With old equipment, the smallest staff to augment volunteers and the largest territory to cover among the valley’s fire districts, Gypsum faces another cut in revenue with property value dropping 23 percent.
The fire protection district needs help from its voters just to scrape by at this point, Chief Dave Vroman explains.
The town of Vail and the voters in the Eagle River Fire Protection District have seen the need to invest in their own safety in recent years, and the Greater Eagle district on a mill levy basis has a little more to work with than Gypsum now.
Gypsum held back from asking for help from the voters until last year. The voters said no then. They should say yes this election.

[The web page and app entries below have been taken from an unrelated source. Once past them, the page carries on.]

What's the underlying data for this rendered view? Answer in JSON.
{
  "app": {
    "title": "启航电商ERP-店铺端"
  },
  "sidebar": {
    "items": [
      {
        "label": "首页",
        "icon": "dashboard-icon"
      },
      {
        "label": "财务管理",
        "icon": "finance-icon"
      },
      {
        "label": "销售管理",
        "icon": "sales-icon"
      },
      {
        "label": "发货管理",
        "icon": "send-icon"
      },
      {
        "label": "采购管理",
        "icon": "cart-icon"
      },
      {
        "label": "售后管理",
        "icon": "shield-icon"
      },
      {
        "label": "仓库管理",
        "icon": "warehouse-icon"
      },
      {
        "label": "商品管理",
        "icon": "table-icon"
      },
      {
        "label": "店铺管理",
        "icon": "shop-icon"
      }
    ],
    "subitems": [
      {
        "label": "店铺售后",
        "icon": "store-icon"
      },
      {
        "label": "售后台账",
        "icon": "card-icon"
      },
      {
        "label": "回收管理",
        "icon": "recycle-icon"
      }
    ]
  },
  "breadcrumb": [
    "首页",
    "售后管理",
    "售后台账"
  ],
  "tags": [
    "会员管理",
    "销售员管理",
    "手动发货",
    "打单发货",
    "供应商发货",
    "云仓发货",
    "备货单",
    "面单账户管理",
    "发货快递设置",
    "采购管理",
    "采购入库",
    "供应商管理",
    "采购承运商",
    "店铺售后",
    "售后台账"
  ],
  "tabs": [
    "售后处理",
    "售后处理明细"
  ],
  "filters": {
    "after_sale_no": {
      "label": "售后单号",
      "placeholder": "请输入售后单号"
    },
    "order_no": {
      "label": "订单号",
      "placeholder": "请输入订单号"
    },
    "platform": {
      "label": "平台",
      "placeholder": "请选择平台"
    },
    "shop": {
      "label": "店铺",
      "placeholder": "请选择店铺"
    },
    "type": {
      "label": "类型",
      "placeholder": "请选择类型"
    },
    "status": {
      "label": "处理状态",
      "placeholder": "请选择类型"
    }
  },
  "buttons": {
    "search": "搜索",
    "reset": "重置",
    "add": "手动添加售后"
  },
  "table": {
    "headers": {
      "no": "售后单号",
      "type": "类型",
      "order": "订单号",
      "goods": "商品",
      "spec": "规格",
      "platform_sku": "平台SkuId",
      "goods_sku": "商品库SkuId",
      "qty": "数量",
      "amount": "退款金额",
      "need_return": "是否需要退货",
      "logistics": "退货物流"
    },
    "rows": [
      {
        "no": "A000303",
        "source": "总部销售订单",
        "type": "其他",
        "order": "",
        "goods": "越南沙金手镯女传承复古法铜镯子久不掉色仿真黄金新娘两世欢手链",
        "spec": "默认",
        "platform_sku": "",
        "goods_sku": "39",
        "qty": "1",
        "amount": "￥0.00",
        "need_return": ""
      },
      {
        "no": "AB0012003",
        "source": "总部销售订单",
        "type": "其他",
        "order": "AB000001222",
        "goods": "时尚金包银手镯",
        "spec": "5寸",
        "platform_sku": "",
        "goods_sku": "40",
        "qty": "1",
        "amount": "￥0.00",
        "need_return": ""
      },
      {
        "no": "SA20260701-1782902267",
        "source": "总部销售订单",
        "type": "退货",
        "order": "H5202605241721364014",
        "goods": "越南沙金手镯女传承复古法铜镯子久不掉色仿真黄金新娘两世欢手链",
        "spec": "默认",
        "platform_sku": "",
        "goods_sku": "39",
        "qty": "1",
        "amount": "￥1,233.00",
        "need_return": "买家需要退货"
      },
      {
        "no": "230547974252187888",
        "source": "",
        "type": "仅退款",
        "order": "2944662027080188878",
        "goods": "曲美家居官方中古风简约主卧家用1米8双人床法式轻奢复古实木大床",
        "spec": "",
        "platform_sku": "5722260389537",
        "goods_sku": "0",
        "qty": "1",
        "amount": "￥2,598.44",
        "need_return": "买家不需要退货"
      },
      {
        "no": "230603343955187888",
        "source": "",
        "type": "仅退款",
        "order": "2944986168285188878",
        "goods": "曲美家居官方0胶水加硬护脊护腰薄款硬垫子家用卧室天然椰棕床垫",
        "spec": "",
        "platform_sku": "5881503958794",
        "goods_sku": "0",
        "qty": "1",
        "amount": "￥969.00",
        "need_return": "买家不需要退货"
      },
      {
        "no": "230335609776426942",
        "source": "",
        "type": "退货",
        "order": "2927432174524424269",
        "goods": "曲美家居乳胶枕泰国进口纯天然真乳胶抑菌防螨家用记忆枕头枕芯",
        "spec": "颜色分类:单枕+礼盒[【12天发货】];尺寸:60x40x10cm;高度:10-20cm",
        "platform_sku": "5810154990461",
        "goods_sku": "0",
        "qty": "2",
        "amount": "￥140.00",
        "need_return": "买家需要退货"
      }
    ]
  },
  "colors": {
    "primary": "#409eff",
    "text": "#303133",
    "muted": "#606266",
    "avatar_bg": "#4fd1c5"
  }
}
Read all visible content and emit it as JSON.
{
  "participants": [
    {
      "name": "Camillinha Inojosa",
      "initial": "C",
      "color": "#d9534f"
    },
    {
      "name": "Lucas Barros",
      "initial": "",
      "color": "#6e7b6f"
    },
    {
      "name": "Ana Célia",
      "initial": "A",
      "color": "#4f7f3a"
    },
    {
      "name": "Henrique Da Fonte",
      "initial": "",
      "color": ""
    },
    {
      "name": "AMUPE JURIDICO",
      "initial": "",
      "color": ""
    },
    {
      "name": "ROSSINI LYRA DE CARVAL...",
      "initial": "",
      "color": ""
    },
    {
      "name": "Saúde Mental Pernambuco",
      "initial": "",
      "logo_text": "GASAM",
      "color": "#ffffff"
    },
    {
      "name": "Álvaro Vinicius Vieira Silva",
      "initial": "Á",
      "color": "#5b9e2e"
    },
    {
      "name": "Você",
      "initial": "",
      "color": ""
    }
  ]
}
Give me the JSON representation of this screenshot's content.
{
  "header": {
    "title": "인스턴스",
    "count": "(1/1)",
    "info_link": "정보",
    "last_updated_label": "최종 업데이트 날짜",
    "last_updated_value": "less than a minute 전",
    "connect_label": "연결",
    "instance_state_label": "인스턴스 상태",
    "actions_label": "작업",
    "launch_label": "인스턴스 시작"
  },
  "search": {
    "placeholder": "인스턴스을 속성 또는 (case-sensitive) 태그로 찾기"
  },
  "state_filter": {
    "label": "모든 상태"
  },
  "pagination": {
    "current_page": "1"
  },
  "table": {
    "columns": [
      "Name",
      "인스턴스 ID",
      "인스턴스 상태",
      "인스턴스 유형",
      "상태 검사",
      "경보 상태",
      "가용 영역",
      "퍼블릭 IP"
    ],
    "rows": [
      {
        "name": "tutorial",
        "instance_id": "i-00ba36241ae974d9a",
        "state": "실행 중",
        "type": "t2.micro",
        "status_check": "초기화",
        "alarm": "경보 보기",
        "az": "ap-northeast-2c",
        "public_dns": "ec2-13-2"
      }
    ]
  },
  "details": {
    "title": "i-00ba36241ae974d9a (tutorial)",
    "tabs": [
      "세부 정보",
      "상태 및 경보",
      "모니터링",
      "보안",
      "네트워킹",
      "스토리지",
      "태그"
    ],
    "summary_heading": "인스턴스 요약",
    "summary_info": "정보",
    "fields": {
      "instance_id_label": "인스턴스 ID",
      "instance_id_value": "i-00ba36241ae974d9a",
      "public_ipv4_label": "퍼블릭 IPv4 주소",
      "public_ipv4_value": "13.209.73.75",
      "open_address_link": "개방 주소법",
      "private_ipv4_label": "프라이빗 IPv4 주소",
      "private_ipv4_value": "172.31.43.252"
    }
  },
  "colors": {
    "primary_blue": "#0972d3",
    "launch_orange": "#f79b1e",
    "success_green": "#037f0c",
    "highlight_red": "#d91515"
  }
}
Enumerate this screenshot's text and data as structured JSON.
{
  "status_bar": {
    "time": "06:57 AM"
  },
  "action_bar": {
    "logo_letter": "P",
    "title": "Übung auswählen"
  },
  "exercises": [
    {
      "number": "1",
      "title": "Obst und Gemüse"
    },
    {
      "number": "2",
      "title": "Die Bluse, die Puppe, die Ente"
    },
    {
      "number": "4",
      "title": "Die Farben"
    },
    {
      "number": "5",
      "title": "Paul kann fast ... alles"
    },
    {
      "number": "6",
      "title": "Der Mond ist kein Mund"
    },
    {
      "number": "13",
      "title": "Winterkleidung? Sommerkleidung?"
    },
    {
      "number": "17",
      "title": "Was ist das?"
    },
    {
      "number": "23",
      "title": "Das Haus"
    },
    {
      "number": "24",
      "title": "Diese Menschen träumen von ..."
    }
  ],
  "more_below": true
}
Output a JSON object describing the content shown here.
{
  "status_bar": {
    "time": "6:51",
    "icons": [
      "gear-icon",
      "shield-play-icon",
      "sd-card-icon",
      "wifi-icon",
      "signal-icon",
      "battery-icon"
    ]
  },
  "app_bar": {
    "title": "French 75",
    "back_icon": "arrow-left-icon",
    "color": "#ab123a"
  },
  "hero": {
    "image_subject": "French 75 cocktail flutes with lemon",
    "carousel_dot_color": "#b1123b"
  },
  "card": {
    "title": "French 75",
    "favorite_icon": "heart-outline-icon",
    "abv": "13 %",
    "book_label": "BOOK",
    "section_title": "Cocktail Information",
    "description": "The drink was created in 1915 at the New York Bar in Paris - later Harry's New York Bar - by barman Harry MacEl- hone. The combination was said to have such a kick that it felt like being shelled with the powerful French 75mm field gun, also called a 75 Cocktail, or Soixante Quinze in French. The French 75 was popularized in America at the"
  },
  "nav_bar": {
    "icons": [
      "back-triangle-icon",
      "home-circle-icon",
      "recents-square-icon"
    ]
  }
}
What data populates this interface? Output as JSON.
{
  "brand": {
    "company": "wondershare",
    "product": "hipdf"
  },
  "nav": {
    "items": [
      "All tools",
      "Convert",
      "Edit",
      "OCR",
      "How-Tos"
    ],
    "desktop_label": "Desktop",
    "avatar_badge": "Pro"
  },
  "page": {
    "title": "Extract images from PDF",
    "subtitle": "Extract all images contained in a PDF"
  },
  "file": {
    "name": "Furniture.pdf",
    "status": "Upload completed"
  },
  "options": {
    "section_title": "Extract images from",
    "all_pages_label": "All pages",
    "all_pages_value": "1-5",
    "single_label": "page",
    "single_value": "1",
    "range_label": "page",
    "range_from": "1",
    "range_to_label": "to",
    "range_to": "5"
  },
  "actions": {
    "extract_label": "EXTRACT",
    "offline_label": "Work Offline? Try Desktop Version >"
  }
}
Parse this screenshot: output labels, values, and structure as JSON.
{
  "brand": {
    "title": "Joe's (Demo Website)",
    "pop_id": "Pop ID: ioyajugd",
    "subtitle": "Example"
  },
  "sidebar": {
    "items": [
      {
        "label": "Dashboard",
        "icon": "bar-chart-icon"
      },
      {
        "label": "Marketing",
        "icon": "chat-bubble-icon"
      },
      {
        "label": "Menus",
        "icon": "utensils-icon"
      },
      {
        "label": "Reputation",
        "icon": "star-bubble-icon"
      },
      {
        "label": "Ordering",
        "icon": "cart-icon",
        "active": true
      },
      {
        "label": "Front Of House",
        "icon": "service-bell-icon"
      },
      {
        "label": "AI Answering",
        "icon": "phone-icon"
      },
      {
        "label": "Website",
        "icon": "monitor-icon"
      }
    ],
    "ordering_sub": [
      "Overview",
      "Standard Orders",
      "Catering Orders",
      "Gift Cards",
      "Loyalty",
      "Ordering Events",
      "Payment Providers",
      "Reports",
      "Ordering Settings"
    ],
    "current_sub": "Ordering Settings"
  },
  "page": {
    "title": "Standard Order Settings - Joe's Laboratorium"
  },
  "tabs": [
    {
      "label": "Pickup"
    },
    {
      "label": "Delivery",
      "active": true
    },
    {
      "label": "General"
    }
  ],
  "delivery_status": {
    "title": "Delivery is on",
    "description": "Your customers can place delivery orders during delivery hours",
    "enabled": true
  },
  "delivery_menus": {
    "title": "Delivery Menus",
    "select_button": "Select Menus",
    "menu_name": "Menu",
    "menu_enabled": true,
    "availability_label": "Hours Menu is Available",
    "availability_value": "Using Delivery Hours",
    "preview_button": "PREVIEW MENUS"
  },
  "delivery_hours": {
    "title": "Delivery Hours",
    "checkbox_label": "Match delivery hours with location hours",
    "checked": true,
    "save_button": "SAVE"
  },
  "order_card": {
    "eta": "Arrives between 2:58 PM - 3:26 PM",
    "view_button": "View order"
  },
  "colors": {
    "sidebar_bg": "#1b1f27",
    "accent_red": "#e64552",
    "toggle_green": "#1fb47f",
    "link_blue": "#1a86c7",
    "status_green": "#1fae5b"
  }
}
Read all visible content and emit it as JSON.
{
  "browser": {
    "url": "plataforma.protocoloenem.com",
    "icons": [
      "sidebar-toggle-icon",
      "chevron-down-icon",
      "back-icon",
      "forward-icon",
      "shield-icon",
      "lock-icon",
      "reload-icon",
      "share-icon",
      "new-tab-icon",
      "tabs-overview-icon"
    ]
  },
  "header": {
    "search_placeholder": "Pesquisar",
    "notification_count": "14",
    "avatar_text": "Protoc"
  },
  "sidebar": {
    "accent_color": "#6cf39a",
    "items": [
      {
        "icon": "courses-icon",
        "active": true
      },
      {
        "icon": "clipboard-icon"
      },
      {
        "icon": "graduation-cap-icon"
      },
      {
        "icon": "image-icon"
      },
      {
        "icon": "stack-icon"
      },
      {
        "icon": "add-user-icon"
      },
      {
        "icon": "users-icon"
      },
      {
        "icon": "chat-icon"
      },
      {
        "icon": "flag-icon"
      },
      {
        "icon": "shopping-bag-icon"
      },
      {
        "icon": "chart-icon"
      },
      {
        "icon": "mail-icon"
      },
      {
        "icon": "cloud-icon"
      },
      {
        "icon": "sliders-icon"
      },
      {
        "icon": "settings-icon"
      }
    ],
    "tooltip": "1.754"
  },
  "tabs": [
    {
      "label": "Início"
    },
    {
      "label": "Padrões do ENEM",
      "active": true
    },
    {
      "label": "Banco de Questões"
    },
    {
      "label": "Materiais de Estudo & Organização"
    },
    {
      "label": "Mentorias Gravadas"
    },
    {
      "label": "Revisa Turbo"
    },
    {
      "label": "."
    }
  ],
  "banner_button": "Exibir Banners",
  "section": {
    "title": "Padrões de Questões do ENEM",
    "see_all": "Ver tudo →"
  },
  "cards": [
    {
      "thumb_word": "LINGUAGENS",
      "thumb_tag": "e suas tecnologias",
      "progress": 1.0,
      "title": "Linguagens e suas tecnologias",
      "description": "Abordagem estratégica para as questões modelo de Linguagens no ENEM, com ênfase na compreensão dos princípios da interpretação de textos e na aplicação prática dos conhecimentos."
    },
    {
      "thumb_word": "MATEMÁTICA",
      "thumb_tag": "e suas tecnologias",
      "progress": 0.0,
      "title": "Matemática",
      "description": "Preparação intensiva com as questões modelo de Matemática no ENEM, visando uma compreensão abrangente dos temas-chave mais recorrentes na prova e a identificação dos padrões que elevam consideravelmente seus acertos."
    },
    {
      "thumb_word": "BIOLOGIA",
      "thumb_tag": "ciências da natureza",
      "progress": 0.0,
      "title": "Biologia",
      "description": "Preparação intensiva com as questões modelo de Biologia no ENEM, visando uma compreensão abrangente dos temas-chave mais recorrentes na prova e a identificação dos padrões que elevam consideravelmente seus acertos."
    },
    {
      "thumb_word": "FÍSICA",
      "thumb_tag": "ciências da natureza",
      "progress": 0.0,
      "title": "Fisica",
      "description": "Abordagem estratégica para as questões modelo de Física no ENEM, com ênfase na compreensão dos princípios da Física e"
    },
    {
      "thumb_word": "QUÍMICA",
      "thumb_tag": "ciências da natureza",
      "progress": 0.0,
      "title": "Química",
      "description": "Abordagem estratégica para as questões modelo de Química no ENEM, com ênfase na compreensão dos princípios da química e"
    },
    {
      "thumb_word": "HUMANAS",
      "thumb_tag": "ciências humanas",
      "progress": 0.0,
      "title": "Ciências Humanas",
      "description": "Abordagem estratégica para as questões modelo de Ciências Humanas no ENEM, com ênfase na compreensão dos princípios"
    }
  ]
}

The price for firefighters being first responders to car accidents, heart attacks, wildfires and yes, house fires, becomes very low when it’s your or your loved ones’ lives and property they are saving.
If you own a home worth $200,000, the price is an additional $7 a month for the fire district to maintain where it is now. No big raises. No fancy new gear. No great investments. Much as all that actually may be needed for the future, that’s not what this request is about.
Gypsum is small enough that you can drop in at the town fire station and see for yourself. The chief will be happy to talk with you about the department’s needs and how that might affect service for you, which no one hopes you’ll ever need.
Gypsum is the most conservative community in the county. And even with economic recovery that has sales tax revenues countywide up around 6 percent above last year at this time, obviously recession’s weight still lingers.
So this might the toughest community for getting a tax increase of any kind passed.
I’d submit that starving the local fire department isn’t a wise course even for ardent conservatives. After all, don’t the firefighters count as bottom line “life and safety” that should be funded, along with police, roads and at a national level, the military?
The fire district held out through the first few years of the downturn, aided by the odd timing of property valuations that slowed the pace of declines in its source of revenue. Now that timing serves as a hangover as the general economy improves, while older property valuations cause this revenue to continue declining.
If they weren’t in rather desperate straits, they wouldn’t be asking again for the second year, I’m sure.
It took Eagle River two years to get the message across and win approval for their tax hike. This year’s request by Gypsum has the notable improvement of a sunset on the tax.
The idea is to get the department across a funding chasm. As property values grow, the need for help will lessen, and this rate increase would end in six years.
So while the levy would increase to about where Greater Eagle’s rate is now, it’s not forever.
But the need is now. Gypsum Fire is there for you. They just need you to be there for them.
So they can continue to do their part.